The news of falling arrest numbers came in response to questions by ABC News about the Trump administration’s ability to forge partnerships with local jurisdictions which Albence said are needed to arrest undocumented immigrants who have been incarcerated in the United States.

The Trump administration has seen pushback from local law enforcement officers who worry the strong rhetoric out of the White House is making it less likely that undocumented immigrants will report crimes for fear of deportation.

When Trump said early this summer that ICE would start targeting “millions” of undocumented immigrants, the announcement rattled immigrant communities even though the enforcement operations that followed were relatively routine.

The announcement comes as the Trump administration continues to grapple with the aftershocks of its controversial zero-tolerance policy, which called for the prosecution of every adult who crossed the border illegally, even those traveling with their children. The result was some 2,600 kids separated from their parents in a matter of weeks.

Last month, President Donald Trump announced a new plan to try to deter migration to the U.S. He said he plans to detain families together by lifting a longstanding 20-day limit on children in detention. That plan faces court challenges.

Overall, ICE removals still lag significantly behind those carried out under President Barack Obama, whose administration also saw a flood of families and unaccompanied children arrive at the border in 2014.

Obama’s Department of Homeland Security issued a list of priorities for immigration enforcement with a focus on felons and violent criminals. The Trump administration removed those priorities.
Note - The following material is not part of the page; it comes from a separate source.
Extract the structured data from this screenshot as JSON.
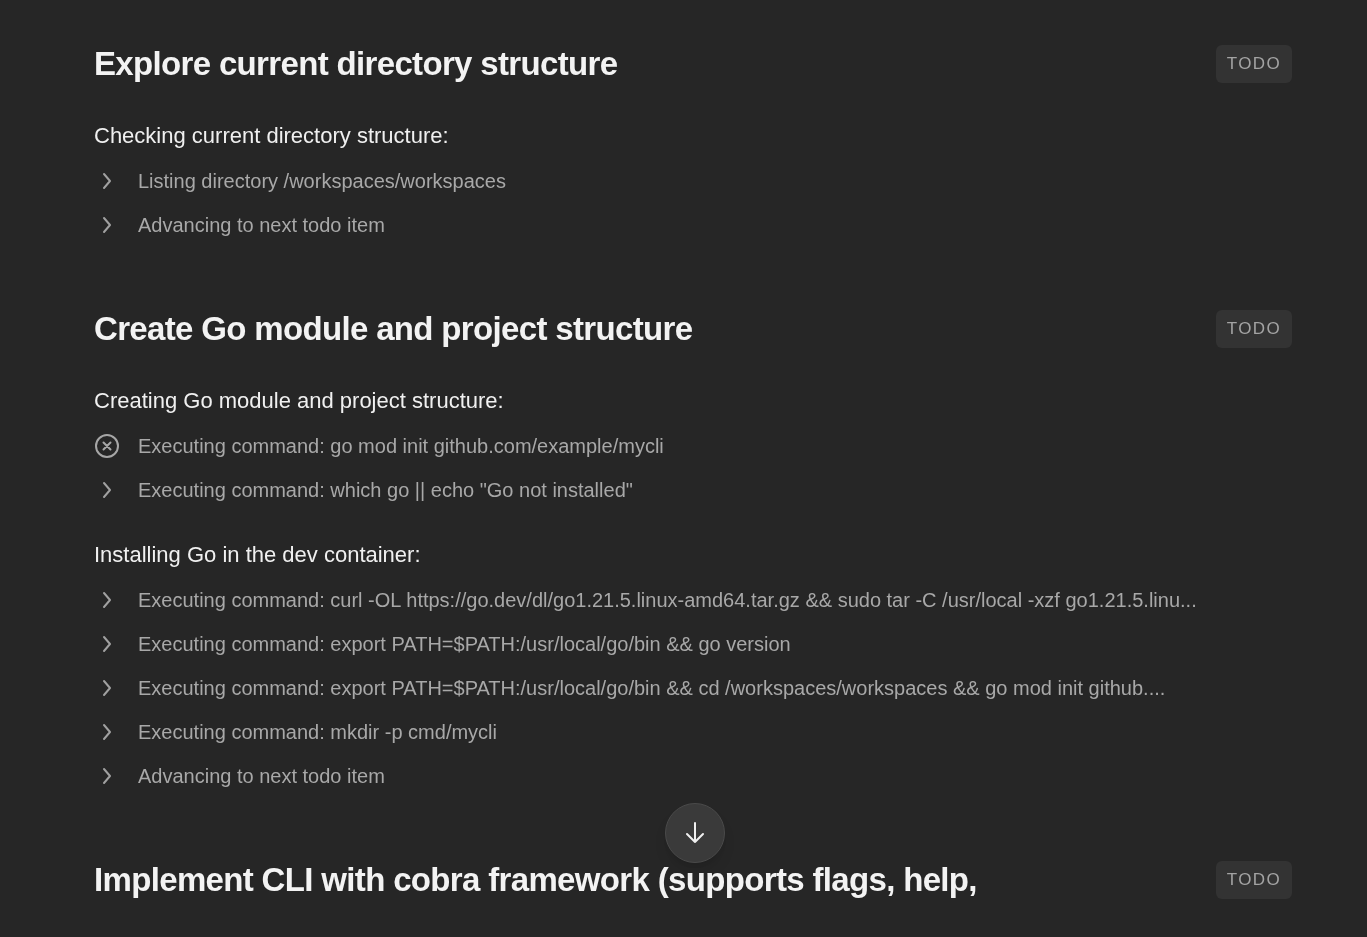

But Albence insisted Thursday that the results were essentially the same, saying “90 percent” of people removed from the country were dangerous criminals or repeat immigration offenders.